June 28, 2012
By TIM REYNOLDS | Associated Press
MIAMI (AP) — LeBron James got a standing ovation from the studio audience as he began his appearance on CBS' "Late Show with David Letterman."
And at the end of the interview, James even got a compliment from Letterman — who was not exactly a fan of his joining the Miami Heat to begin with.
The newly crowned NBA Finals MVP appeared on CBS' "Late Show with David Letterman" in New York on Tuesday night, and Letterman wasted no time before asking a tough question. The first offering from the late-night host: "Well, now that you've got this out of your system, are you ready to go back to Cleveland and play some ball?"
James laughed it off. "Right now, I'll play no ball right now," James said.
Letterman had taken a jab or two at James in the past about his decision to leave Cleveland for Miami, saying Tuesday that he was "furious" about the move. In a 2010 episode of "Late Show," Letterman told Jay-Z — a minority owner of the Nets — that if James left it would "cut the heart out of" Cleveland. And after the Heat lost in last season's finals, actress Betty White read Letterman's nightly Top 10 list of her "tips for living a long and healthy life."
No. 2 on that night's list?
"Never dwell on past mistakes," White said, "especially you, LeBron."
But on Tuesday, there were no mistakes for James and Letterman to dwell on for too long. Letterman asked the three-time NBA MVP how winning a championship changes things.
"I went from being ringless on Wednesday night to, you know, having a ring on Thursday night," James said. "So it changed that."
Later, Letterman told James that "nobody loves a winner more than basketball fans, and you certainly are the big winner." James replied, "I appreciate that."
James, Dwyane Wade and Chris Bosh are in the midst of a media tour in New York. Bosh appeared on "Live! With Kelly" on Tuesday and Wade sat down for NBC's "Late Night with Jimmy Fallon." On Wednesday, all three are scheduled on ABC's "The View." Oprah Winfrey also taped an interview with the Heat trio in Miami on Monday, and that is scheduled to air on her network Sunday night.
Letterman also spent time talking about the upcoming London Olympics with James, who also played for the U.S. team at the Athens Games in 2004 and the Beijing Games in 2008.
James told Letterman that he expects Argentina, Spain and France to be good challenges for the Americans in London.

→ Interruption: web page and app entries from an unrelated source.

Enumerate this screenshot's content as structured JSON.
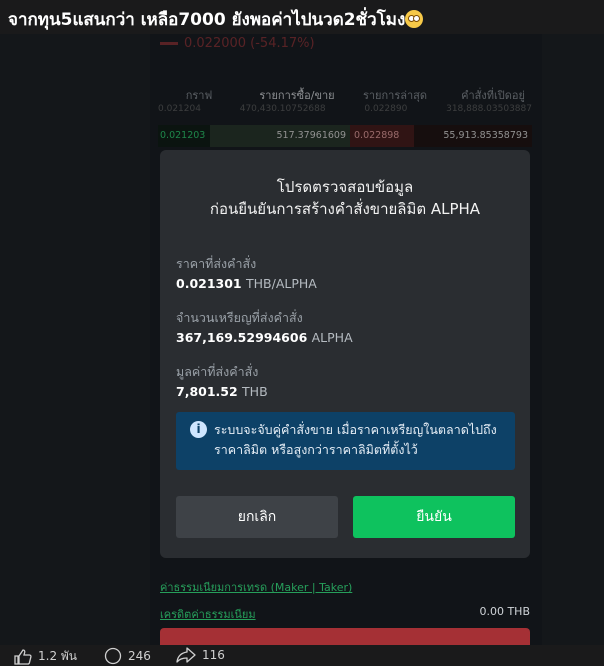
{
  "post": {
    "title": "จากทุน5แสนกว่า เหลือ7000 ยังพอค่าไปนวด2ชั่วโมง",
    "emoji": "flushed-face-emoji"
  },
  "app": {
    "price": "0.022000",
    "price_change": "(-54.17%)",
    "tabs": [
      "กราฟ",
      "รายการซื้อ/ขาย",
      "รายการล่าสุด",
      "คำสั่งที่เปิดอยู่"
    ],
    "active_tab": 1,
    "orderbook_row_top": [
      "0.021204",
      "470,430.10752688",
      "0.022890",
      "318,888.03503887"
    ],
    "orderbook_row": [
      "0.021203",
      "517.37961609",
      "0.022898",
      "55,913.85358793"
    ],
    "fee_link": "ค่าธรรมเนียมการเทรด (Maker | Taker)",
    "credit_label": "เครดิตค่าธรรมเนียม",
    "credit_value": "0.00 THB"
  },
  "modal": {
    "title_line1": "โปรดตรวจสอบข้อมูล",
    "title_line2": "ก่อนยืนยันการสร้างคำสั่งขายลิมิต ALPHA",
    "price_label": "ราคาที่ส่งคำสั่ง",
    "price_value": "0.021301",
    "price_unit": "THB/ALPHA",
    "amount_label": "จำนวนเหรียญที่ส่งคำสั่ง",
    "amount_value": "367,169.52994606",
    "amount_unit": "ALPHA",
    "total_label": "มูลค่าที่ส่งคำสั่ง",
    "total_value": "7,801.52",
    "total_unit": "THB",
    "notice_line1": "ระบบจะจับคู่คำสั่งขาย เมื่อราคาเหรียญในตลาดไปถึง",
    "notice_line2": "ราคาลิมิต หรือสูงกว่าราคาลิมิตที่ตั้งไว้",
    "cancel_label": "ยกเลิก",
    "confirm_label": "ยืนยัน"
  },
  "stats": {
    "likes": "1.2 พัน",
    "comments": "246",
    "shares": "116"
  },
  "colors": {
    "confirm": "#0ec25e",
    "notice_bg": "#0d4167",
    "negative": "#e0474c"
  }
}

"Team USA, we try to go out there and showcase our talent at the highest level and represent our country the right way," James said. "So, you know, we always look forward to bringing home the gold."
As the interview was ending, Letterman took the championship trophy out from behind his desk.
"That's my baby right there," James said, giving the trophy a kiss.